__Data for the task__.
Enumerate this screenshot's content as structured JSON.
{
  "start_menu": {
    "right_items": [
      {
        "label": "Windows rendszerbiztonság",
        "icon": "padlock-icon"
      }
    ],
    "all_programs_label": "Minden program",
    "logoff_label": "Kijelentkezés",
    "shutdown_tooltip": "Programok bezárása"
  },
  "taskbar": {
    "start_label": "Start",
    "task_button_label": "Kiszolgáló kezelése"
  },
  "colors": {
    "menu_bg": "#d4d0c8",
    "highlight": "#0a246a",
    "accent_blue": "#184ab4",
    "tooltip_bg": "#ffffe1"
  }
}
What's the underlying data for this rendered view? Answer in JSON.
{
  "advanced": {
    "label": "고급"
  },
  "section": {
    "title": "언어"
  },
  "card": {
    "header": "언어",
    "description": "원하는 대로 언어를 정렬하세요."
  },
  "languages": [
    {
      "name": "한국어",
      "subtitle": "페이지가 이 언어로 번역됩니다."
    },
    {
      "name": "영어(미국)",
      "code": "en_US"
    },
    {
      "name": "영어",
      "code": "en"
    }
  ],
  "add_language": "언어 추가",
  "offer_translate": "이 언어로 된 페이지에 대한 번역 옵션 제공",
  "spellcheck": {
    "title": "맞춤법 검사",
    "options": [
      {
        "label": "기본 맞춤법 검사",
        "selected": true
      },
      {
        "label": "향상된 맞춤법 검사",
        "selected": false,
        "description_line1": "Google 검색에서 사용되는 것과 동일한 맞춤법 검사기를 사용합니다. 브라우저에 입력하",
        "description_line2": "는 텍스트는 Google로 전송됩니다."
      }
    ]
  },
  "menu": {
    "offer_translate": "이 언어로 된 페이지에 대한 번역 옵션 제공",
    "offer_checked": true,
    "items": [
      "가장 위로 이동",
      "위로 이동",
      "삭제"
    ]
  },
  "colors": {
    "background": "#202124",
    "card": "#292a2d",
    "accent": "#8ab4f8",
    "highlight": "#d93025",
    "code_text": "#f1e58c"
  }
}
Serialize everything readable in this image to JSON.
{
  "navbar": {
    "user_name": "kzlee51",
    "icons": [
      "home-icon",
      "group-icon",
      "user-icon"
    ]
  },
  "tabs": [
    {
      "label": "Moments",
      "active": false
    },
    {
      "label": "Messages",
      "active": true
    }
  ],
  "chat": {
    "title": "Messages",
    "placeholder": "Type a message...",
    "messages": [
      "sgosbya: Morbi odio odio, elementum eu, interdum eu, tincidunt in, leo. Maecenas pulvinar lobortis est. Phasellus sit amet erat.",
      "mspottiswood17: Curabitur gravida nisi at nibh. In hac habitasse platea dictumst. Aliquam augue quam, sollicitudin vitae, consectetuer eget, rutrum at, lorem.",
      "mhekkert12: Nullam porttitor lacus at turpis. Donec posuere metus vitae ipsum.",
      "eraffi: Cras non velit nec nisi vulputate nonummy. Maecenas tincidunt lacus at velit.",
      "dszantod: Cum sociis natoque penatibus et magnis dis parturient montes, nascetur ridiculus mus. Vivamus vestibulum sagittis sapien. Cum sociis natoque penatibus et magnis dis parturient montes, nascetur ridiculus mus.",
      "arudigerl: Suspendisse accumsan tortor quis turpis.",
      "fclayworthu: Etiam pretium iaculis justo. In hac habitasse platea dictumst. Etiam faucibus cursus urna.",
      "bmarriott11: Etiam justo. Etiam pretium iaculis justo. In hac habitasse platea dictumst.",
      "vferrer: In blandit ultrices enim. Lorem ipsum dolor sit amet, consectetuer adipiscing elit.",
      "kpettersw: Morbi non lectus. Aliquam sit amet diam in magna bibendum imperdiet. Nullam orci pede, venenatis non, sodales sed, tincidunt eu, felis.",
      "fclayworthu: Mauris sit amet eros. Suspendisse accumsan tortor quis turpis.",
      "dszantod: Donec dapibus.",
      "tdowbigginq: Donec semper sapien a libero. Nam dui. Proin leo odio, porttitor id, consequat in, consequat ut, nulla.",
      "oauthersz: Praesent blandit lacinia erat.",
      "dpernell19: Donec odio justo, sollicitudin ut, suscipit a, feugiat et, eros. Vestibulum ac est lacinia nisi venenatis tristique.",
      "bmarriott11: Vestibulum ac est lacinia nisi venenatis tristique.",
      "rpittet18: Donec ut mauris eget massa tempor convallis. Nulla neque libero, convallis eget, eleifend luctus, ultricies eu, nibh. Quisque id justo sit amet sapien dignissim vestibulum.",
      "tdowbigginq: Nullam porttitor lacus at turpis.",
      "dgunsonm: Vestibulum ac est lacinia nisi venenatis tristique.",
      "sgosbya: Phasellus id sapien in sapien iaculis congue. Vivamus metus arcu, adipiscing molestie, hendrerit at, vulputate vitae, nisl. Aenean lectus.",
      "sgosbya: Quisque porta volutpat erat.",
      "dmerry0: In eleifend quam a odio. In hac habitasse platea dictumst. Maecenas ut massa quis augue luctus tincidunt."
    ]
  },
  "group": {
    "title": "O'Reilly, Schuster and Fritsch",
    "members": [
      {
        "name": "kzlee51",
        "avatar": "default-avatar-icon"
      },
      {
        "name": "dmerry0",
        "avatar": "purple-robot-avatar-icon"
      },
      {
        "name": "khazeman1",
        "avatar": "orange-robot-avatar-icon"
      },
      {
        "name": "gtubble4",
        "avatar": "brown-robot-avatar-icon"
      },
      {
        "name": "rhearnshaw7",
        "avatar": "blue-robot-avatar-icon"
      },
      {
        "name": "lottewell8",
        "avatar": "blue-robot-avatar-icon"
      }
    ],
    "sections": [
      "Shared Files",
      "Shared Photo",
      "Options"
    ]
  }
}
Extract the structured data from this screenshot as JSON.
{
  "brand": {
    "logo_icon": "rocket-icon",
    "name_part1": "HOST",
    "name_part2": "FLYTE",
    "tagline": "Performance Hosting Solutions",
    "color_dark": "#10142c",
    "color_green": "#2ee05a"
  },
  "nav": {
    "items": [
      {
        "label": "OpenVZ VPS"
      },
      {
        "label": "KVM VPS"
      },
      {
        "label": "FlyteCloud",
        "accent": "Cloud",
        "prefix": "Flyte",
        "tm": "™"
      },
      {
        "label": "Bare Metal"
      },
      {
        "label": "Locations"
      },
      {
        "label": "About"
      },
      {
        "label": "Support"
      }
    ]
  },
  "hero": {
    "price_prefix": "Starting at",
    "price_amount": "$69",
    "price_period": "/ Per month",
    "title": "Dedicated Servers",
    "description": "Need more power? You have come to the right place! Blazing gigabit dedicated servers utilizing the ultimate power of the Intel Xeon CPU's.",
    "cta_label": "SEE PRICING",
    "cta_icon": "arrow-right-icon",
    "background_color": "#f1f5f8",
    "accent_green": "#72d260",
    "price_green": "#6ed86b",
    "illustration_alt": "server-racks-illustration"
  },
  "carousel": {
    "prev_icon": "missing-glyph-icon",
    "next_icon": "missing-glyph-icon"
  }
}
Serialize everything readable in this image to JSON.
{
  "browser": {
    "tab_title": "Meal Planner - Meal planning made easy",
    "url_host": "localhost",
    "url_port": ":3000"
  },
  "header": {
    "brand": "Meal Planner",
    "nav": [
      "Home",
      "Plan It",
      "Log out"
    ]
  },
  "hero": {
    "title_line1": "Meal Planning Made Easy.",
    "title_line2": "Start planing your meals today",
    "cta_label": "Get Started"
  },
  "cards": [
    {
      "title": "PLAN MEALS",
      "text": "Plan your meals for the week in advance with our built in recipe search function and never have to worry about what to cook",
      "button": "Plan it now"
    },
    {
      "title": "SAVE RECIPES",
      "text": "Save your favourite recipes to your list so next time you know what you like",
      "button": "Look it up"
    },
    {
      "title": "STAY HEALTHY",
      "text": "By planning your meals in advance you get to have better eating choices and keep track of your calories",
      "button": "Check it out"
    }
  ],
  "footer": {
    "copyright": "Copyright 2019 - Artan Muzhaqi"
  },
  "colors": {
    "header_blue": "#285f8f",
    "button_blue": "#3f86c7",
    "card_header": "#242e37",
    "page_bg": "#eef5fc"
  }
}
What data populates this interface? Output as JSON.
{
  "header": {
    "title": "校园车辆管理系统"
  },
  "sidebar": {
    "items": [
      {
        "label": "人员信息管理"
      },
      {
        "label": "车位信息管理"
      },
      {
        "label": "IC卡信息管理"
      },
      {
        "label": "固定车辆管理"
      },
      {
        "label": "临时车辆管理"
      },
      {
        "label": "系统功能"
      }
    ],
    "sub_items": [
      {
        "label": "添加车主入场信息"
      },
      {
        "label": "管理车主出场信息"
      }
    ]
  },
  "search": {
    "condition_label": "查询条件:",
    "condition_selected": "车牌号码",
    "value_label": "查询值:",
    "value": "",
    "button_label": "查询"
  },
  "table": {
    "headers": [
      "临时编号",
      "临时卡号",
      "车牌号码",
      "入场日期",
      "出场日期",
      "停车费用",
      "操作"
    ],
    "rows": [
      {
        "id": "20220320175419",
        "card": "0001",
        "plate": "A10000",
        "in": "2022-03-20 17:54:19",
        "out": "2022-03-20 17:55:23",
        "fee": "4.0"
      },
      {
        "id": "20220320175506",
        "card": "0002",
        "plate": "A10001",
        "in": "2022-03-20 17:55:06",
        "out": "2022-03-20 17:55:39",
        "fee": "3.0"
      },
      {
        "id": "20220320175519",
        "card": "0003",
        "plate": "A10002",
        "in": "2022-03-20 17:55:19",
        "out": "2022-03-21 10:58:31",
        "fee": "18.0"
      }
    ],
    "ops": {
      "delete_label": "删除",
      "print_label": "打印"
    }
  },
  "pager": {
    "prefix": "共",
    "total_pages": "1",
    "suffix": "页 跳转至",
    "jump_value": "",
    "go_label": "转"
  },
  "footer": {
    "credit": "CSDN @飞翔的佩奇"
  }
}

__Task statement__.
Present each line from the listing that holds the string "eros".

__Result below__.
      "fclayworthu: Mauris sit amet eros. Suspendisse accumsan tortor quis turpis.",
      "dpernell19: Donec odio justo, sollicitudin ut, suscipit a, feugiat et, eros. Vestibulum ac est lacinia nisi venenatis tristique.",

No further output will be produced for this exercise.